His first couple of drafts were less than well received by a fanbase hoping he'd go all in on the final years of a Super Bowl window with Aaron Rodgers. That doesn't negate that he's made some big hits.

Fast forward to today, the blueprint for the Packers' future is playing out in front of our eyes. Thanks to decisions in previous seasons, this year's rookie class is primed to leave one of the longest-lasting marks on the franchise.

2018-2019: Laying The Foundation

The 2018 and 2019 drafts were significant in their own sense, and it's certainly the case that not enough was done to propel Aaron Rodgers to another Super Bowl in the form of first-round offensive weapons.

Both drafts were ultimately duds salvaged by three players who are tops at their position and have earned mega-extensions in Green Bay: Jaire Alexander, Rashan Gary, and Elgton Jenkins. Darnell Savage also had a great start to his career before sputtering in Joe Barry's defense.

However, Gutekunst was clearly following the Packers' historical playbook with first-round draft picks. Before 2020, 12 of the last 15 first-round picks for the Packers were defense.
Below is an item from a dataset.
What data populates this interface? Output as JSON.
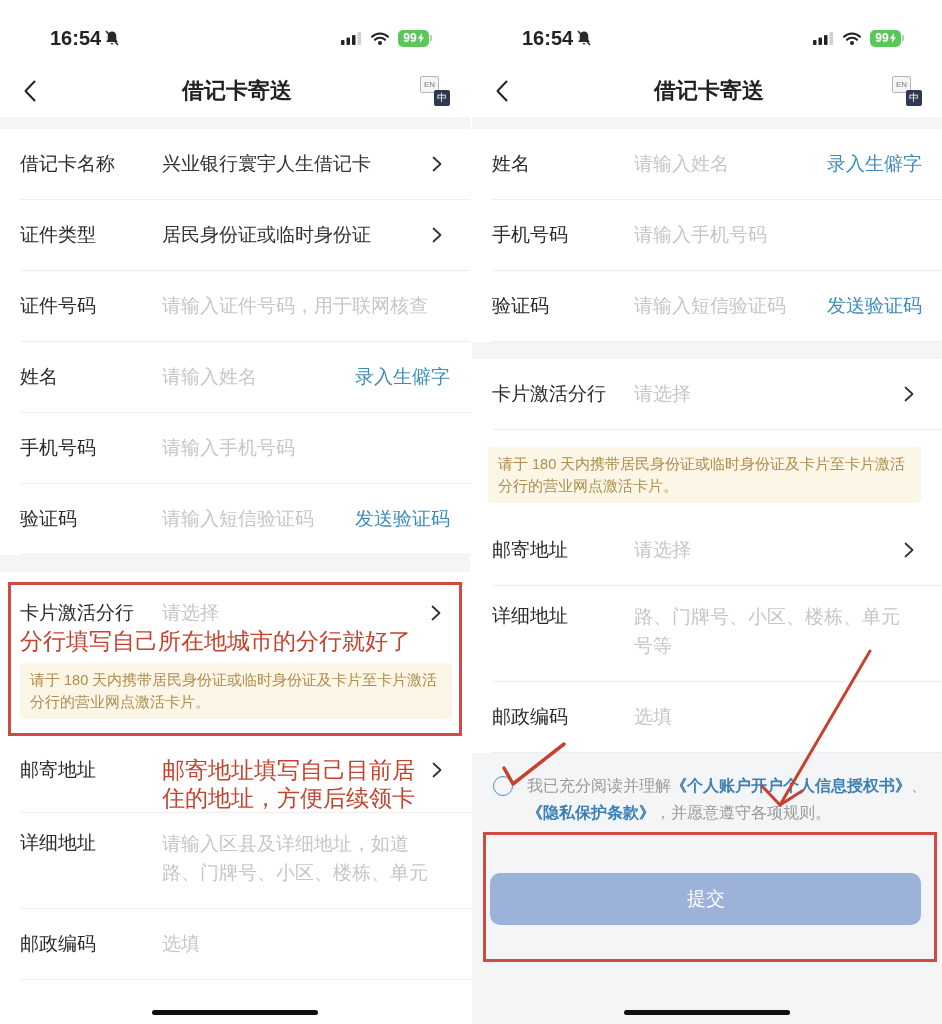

Only Aaron Rodgers and two offensive tackles were the exception.

The Packers are dedicated to building their defense with cream-of-the-crop talent and have afforded the means to do so thanks to being impeccable with drafting skill-position players and offensive linemen in every other round.

With minimal top young talent on the defense when Gutekunst took over, it's understandable that a priority was to add players who would become staples of the unit for years to come.

But like when Thompson took over in 2005 and used his very first draft pick on Aaron Rodgers, Gutekunst wasted little time to lock up "his guy."